Due to my inability to say no when placed in awkward situations, I oftentimes find myself with half straightened hair and hands that smell like potpourri as I attempt to walk away from the situation with my wallet and dignity intact.
It's this type of pushy, solicited marketing that makes me appreciate inbound marketing that much more.
Rather than bombard everyone with your product or service pitch, inbound helps businesses bring the right people to the forefront. You know, the people who actually have an interest in what you're offering.
Free Guide: The Ultimate Inbound Marketing Strategy Playbook 2022
While I could carry on about my disdain for mall kiosks all day, I've decided to channel my contempt into a blog post that will serve as a guide for businesses looking to focus their marketing efforts towards people who actually want to buy from them. Let's get started.
Know your business
Before you can market to anyone, you have to be sure that everyone on your team is well-versed in who your business is and how you want to be portrayed.
This can be achieved by defining a voice for your business.
Essentially defining a unique voice will help you to articulate not only what you are going to say, but also how you are going to say it.

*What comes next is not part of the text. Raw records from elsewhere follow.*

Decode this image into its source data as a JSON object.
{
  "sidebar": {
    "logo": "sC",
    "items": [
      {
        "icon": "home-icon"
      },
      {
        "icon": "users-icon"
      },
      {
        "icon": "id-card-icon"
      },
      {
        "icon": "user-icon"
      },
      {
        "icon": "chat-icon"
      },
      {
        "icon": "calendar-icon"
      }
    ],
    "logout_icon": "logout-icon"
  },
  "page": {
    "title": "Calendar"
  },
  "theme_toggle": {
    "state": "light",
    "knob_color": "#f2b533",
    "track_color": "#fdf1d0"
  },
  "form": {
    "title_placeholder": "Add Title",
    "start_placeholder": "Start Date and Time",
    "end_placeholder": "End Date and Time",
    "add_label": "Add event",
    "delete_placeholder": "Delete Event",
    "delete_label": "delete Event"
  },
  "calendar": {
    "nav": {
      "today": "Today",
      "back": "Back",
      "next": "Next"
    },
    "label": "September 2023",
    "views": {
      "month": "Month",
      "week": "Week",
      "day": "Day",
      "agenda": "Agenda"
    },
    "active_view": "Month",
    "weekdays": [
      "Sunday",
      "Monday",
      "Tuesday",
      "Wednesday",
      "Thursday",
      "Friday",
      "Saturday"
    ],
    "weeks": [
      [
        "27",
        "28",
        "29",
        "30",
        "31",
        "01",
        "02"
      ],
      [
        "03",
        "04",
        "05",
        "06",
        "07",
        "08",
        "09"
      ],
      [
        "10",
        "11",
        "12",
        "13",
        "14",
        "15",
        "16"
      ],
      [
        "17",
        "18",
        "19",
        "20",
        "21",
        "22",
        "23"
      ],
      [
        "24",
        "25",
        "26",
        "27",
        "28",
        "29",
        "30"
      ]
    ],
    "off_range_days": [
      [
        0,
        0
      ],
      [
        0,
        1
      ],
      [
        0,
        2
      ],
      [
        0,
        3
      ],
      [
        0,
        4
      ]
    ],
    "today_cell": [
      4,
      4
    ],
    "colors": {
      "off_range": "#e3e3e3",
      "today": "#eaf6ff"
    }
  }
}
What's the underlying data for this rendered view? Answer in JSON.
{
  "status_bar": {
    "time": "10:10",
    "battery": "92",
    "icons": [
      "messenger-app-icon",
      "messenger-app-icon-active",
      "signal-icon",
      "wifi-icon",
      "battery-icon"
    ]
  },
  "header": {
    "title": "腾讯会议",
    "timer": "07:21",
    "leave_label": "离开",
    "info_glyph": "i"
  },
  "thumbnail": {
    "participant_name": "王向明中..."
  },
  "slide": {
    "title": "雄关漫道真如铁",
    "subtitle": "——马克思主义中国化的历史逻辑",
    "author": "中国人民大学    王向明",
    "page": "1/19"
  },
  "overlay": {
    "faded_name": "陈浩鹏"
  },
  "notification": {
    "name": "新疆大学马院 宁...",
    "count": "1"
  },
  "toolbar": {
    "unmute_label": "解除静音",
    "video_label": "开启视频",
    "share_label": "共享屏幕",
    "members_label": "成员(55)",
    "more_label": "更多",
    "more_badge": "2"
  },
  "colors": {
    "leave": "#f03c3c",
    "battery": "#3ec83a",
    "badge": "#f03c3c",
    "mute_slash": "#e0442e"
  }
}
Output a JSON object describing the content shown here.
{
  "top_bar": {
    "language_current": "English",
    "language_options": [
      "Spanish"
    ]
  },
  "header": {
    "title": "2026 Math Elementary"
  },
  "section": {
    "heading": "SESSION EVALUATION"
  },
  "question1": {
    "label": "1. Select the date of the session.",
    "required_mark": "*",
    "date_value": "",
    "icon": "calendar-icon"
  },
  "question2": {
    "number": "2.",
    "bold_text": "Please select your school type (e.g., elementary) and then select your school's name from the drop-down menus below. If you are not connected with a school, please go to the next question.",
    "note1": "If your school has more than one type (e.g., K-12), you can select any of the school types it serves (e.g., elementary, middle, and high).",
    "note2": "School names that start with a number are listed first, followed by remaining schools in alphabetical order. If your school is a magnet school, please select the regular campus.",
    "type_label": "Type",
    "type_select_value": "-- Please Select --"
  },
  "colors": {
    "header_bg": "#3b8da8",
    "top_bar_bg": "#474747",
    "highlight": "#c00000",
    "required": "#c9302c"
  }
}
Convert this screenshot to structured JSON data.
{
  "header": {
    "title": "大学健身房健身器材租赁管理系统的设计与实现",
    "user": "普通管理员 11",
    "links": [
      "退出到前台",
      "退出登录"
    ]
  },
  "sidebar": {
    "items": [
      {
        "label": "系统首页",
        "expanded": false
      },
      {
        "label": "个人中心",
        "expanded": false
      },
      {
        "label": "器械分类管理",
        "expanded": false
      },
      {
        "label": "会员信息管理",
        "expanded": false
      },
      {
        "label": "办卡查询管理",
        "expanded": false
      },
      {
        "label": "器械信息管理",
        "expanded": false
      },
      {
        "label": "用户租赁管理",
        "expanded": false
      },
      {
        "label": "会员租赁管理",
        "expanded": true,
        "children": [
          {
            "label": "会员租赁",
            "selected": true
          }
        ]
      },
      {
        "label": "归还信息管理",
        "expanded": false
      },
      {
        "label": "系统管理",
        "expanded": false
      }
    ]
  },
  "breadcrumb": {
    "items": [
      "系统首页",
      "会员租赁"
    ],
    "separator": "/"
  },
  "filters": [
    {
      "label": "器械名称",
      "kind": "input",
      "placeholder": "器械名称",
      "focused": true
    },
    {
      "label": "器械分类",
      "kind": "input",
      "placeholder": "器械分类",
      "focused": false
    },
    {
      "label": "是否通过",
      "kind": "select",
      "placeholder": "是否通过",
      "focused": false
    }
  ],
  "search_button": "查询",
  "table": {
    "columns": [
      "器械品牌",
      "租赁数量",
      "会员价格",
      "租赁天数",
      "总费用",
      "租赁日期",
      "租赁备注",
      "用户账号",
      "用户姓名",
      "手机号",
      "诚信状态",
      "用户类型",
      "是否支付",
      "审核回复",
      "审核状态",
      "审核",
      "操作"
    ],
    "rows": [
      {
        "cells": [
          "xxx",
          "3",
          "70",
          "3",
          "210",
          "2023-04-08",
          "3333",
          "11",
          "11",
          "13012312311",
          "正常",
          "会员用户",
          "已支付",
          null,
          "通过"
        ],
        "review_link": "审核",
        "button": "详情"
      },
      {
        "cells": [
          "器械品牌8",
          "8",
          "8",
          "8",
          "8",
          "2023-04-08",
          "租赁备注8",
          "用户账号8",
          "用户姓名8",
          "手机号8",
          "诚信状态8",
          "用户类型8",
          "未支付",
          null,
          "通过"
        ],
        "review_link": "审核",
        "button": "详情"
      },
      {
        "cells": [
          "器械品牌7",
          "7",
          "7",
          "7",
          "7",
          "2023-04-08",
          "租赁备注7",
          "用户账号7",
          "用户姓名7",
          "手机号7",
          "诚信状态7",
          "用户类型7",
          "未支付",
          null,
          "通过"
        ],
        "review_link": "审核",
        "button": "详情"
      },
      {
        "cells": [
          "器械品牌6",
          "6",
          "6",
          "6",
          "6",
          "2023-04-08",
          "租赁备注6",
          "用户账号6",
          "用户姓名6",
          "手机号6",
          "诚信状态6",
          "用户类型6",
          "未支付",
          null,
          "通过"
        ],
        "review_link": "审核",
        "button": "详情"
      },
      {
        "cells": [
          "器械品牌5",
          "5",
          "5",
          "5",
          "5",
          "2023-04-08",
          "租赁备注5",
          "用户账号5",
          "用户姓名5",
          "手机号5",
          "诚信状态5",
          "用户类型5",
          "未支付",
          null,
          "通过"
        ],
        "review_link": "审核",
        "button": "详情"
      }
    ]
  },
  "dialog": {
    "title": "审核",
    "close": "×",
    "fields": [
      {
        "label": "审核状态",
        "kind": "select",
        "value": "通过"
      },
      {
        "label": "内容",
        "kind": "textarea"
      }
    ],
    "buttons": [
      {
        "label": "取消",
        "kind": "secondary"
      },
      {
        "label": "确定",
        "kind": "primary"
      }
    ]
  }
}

In terms of attracting prospects, your business' tone of voice should serve as a differentiating factor that sets you apart from your competitors.
It should be distinctive in that each piece of content that you put forth should be conclusive to your business' unique message, objectives, and goals. This type of consistency contributes to believability.
If your business' messaging is suffering from an identity crisis, potential customers are going to a move on to a business that actually has their ducks in a row.
When it comes down to it, the more you know about them, the better you can serve them. The more you know about their pain points, the easier it will be for you to alleviate them. The more you know about their goals, the more resources you can provide them with to help them get there.
Smart inbound marketers don't struggle to spread their message thin across a wide audience, but rather aim to provide their top customers with a personalized, profitable experience.
What problems are they currently facing? Create an offer that provides a solution.
What social media platforms are they hanging out on? Establish a presence there and start engaging.
What factors influence their decision making process? Adjust your sales process to make their purchasing decision as simple as possible.
What time zone are they in? Send them emails at a time that makes sense for them, not you.
Distribute remarkable content
Creating content for the sake of creating content is a waste of time.
Pay attention to what they are responding to. What blog articles are getting shared the most? Which landing pages are converting the best?
Use these insights to inform future content creation. If you know that 75% of your existing customers viewed blog articles X, Y, and Z before closing the deal, leverage this information to create more resources around these topics.
It's also important to keep in mind that creating content isn't enough to draw in your ideal audience. You have to distribute the content across a variety of platforms that appeal to your buyer personas.
Ditch the pitch
We caught up with Jay Baer a few months back and he said something during his interview that really resonated with us:
The biggest problem with most company blogs is that they are simply brochures written in WordPress.
Inbound leads are different in that they are much more educated than leads you may have acquired through traditional marketing practices. Inbound leads don't need to be pitched on what you're all about, because they already have a really good idea.